  • Specific challenges: Can you elaborate on the issues you’ve faced with bots misinterpreting PDF data and providing responses based on the wrong dates? Are there any patterns you’ve noticed?
  • Data sources: What types of data sources do you primarily rely on for your “Domestic Energy Advice” and funding assistance bots (e.g., static knowledge bases, live websites, PDFs, a combination)?
  • Collaboration interest: Would you be open to exploring ways we could potentially collaborate or share knowledge to help refine your bots’ accuracy and address those challenges?

I believe your experience offers valuable insights for everyone interested in applying AI for positive impact. Let’s keep the conversation going!



Thank you for being interested in the workshop! To make it the best it can be, could you tell me a little bit about yourself?

  • Your role
    What’s your job?
    Are you in software testing, a developer, work on the business side, or do something else entirely?
  • Your biggest challenge
    What’s your biggest challenge with testing AI products?
    What’s the most difficult aspect of QA for AI products that you encounter?

Your answers will help me make sure the workshop covers the things that matter most to you!

@Lenny_Tevlin @LuvsCurves @Kalyani_G @Girijesh


Hello @olasadek, welcome to the deeplearning.ai community forum!

You bring up an excellent point! Vague or incomplete data can absolutely throw a wrench into the best-laid AI plans. It highlights the importance of clear communication from the beginning of any project.

As for your question, absolutely! This workshop is designed to help everyone involved in the AI product lifecycle, regardless of their current training level. We’ll be focusing on communication, collaboration, and practical strategies – all essential skills even for those still building their technical expertise.

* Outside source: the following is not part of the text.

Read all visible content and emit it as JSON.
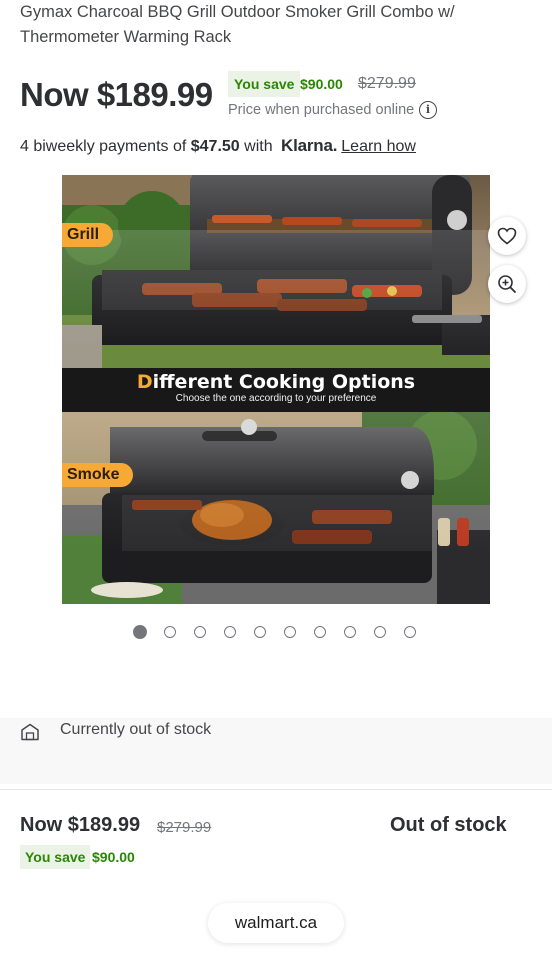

Do you have any specific examples of how vague client data has caused issues in past projects? I’d love to hear more and see how we can incorporate these insights into the workshop.